  14. The legend ends in a pessimistic tone: there is no hope. As it began with powerless people, so it ends. It seems to suggest that all that people can do is sit back and suffer. No action will help feeble and incapable and resourceless humanity. Judaism speaks of the coming of a messianic age that people can produce by their work.


By examining the Greek myth about Prometheus and comparing it to the Genesis creation story, the differences between the two stand out in stark relief. Hesiod’s view of the world is pessimistic. He sees the gods selfishly seeking their own enjoyment and harming any individual that attempts to interfere. His myth depicts people as powerless beings who need external help. He envisions no hope for humanity. Judaism, in contrast, sees people possessing power – they are formed in the image of God – with the duty to work to produce a perfect world.

The concept of sacrifices is different in both stories. Women are not ridiculed and seen as the source of misfortune in the Bible, as in the Greek culture.

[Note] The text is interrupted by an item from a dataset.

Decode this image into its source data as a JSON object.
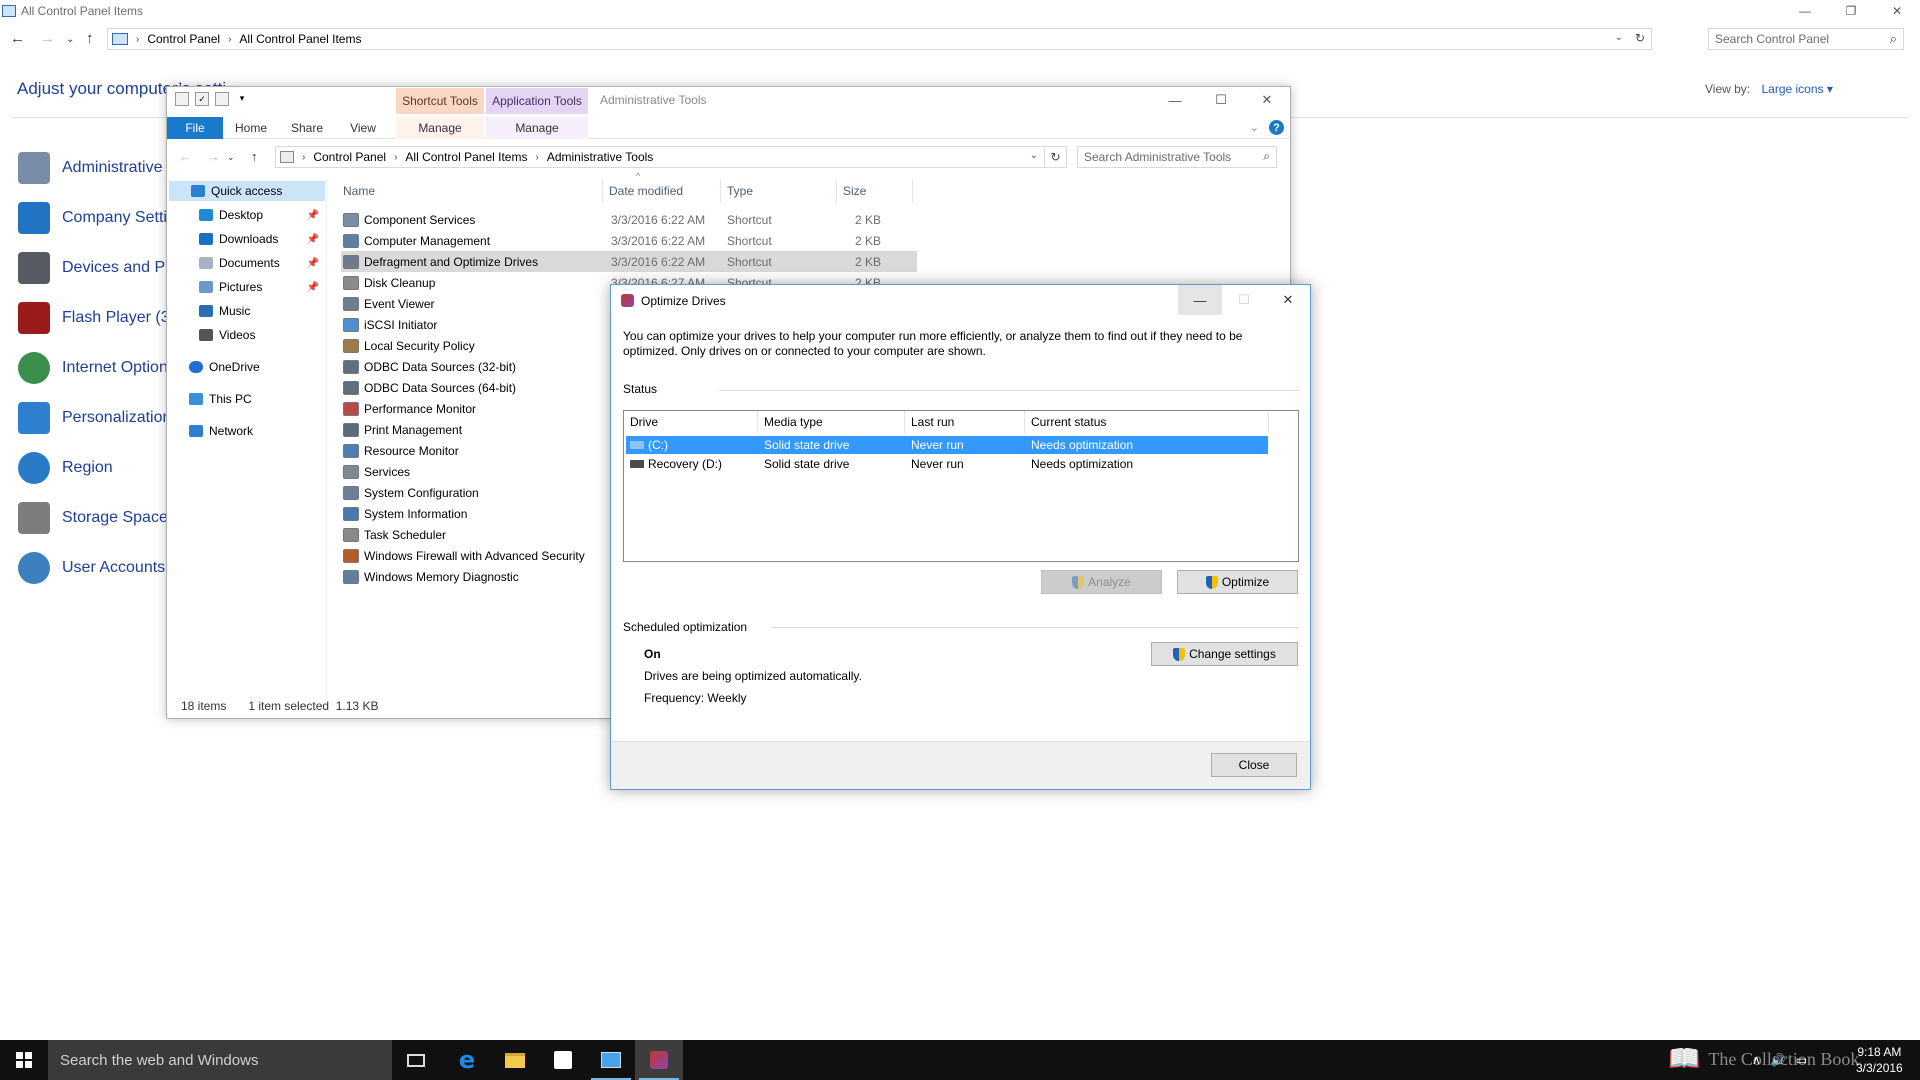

Hesiod’s myth, in short, gives a fantastic fatalistic explanation of the presence of evil in the word and offers no remedy. The Bible, in contrast, lists practices that can improve individuals and produce a better world.